Among the lines below, copy each one in which "JSON" appears.

[Opening Information given section]

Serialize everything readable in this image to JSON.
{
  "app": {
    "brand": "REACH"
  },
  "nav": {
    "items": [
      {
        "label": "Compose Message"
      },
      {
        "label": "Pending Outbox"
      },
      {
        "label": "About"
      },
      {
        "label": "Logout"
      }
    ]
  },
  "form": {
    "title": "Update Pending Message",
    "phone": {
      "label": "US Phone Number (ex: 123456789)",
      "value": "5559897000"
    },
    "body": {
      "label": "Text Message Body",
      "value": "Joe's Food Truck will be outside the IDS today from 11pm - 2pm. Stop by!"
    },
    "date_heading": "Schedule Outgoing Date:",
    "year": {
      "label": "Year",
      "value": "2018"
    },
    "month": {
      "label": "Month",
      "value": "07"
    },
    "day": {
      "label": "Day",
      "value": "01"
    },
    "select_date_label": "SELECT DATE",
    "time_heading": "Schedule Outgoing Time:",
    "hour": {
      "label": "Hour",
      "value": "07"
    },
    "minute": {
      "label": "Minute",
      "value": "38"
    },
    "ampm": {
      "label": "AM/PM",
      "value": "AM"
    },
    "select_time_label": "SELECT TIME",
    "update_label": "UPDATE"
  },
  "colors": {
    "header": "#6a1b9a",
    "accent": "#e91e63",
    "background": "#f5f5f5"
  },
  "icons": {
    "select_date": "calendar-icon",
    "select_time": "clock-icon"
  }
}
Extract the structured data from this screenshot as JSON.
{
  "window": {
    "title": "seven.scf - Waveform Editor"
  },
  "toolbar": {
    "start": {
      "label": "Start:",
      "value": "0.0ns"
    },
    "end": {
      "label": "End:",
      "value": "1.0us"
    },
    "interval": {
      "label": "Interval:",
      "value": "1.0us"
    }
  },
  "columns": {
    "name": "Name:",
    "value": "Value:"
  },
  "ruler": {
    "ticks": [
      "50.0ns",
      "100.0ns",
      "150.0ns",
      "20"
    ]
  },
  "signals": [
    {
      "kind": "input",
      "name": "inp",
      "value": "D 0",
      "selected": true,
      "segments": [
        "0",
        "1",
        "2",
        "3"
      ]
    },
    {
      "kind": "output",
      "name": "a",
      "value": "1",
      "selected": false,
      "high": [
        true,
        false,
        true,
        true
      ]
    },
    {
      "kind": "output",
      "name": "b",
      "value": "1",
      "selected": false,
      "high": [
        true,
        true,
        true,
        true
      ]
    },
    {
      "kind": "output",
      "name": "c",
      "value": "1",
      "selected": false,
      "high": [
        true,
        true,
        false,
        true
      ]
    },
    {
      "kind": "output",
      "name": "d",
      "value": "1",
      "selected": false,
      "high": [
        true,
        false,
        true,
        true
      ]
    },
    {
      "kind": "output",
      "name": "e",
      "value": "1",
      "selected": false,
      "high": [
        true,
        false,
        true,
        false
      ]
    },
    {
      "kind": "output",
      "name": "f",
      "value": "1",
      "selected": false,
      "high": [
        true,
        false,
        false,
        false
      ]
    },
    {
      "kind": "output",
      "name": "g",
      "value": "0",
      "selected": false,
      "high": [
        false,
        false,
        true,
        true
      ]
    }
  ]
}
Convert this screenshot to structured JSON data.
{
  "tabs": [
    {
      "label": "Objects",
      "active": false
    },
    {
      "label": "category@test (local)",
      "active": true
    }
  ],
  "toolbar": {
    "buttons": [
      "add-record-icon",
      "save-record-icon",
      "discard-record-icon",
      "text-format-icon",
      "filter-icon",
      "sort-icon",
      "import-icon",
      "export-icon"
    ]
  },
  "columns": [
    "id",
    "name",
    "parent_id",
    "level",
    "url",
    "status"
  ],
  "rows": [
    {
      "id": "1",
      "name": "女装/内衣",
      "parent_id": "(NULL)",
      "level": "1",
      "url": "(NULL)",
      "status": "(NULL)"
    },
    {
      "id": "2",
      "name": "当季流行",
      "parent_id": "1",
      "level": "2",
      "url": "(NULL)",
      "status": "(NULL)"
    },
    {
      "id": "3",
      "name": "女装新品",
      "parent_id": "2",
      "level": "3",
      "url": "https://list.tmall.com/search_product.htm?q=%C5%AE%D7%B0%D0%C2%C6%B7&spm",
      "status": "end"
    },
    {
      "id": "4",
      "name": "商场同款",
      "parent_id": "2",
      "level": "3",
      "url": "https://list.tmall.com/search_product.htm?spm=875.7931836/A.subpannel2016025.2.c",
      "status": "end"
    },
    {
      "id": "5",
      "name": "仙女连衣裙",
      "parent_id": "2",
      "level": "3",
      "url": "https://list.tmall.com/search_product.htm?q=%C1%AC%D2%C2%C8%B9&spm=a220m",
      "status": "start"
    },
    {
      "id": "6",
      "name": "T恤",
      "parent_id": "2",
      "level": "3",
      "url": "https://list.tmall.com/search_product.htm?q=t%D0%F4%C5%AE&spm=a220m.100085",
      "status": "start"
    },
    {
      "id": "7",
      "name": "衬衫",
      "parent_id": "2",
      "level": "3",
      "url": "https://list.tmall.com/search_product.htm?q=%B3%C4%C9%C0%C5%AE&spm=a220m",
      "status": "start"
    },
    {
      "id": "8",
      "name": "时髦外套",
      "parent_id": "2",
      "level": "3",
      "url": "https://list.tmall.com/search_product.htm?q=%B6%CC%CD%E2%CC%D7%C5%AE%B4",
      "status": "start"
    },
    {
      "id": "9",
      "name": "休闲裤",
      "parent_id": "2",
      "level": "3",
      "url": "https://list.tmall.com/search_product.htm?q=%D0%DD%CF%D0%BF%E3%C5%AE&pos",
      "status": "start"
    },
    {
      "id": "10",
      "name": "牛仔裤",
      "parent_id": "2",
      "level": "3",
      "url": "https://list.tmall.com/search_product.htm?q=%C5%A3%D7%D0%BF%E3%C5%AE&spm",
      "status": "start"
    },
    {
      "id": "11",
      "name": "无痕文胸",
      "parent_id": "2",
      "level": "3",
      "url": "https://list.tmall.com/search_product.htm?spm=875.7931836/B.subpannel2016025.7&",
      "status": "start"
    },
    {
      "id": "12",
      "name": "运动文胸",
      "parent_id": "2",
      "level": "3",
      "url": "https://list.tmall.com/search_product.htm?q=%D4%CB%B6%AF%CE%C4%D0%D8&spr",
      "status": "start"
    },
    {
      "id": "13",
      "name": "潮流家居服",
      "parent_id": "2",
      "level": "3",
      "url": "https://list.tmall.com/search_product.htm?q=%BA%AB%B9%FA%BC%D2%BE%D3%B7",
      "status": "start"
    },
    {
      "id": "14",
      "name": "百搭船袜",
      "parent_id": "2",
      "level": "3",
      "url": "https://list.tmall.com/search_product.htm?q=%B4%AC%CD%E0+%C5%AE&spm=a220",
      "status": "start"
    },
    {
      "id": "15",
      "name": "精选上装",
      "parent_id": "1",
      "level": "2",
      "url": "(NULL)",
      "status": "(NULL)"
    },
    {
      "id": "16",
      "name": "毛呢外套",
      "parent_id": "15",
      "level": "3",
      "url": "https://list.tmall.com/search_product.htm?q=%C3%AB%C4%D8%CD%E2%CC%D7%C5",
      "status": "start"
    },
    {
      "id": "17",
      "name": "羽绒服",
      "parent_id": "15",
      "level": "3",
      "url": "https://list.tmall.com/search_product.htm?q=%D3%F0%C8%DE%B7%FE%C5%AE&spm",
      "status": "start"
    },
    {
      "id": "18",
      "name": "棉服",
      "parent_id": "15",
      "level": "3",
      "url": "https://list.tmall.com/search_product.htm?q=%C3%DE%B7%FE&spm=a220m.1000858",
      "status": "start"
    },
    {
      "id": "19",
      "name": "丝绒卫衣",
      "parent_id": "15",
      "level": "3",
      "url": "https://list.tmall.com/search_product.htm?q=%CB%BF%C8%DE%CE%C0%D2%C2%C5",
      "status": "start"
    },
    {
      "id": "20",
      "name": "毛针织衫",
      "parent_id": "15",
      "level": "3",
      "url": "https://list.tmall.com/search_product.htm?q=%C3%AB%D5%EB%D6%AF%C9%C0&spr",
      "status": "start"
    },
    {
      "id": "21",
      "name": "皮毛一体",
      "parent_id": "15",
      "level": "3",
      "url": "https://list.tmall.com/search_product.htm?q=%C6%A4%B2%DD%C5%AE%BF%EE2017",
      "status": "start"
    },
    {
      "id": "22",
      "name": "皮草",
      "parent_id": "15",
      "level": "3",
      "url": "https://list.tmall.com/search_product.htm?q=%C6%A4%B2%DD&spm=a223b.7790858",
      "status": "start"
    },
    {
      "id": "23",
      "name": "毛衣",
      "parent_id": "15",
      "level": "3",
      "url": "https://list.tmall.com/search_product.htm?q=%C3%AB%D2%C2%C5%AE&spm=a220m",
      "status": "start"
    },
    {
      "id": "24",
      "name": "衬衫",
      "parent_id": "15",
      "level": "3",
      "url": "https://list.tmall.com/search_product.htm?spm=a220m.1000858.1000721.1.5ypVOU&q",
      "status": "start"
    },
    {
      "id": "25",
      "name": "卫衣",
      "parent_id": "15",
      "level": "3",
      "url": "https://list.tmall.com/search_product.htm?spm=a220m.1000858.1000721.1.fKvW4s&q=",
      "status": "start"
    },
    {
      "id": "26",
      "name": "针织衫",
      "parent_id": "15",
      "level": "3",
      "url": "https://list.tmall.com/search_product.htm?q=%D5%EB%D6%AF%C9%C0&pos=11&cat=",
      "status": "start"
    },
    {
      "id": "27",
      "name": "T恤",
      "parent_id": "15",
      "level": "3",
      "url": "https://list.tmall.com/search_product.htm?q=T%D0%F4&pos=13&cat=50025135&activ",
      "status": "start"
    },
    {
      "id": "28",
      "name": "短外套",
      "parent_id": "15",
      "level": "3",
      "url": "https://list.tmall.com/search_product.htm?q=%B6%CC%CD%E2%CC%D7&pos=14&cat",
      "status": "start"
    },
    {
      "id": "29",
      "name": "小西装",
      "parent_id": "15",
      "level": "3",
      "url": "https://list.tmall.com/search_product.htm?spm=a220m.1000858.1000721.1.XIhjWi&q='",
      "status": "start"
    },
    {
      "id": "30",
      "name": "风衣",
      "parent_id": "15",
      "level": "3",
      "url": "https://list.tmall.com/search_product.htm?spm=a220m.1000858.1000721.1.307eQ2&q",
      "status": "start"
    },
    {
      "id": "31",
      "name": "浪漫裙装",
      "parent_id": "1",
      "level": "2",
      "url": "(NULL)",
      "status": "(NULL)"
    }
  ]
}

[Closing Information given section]

### Result for this task
Serialize everything readable in this image to JSON.
Extract the structured data from this screenshot as JSON.
Convert this screenshot to structured JSON data.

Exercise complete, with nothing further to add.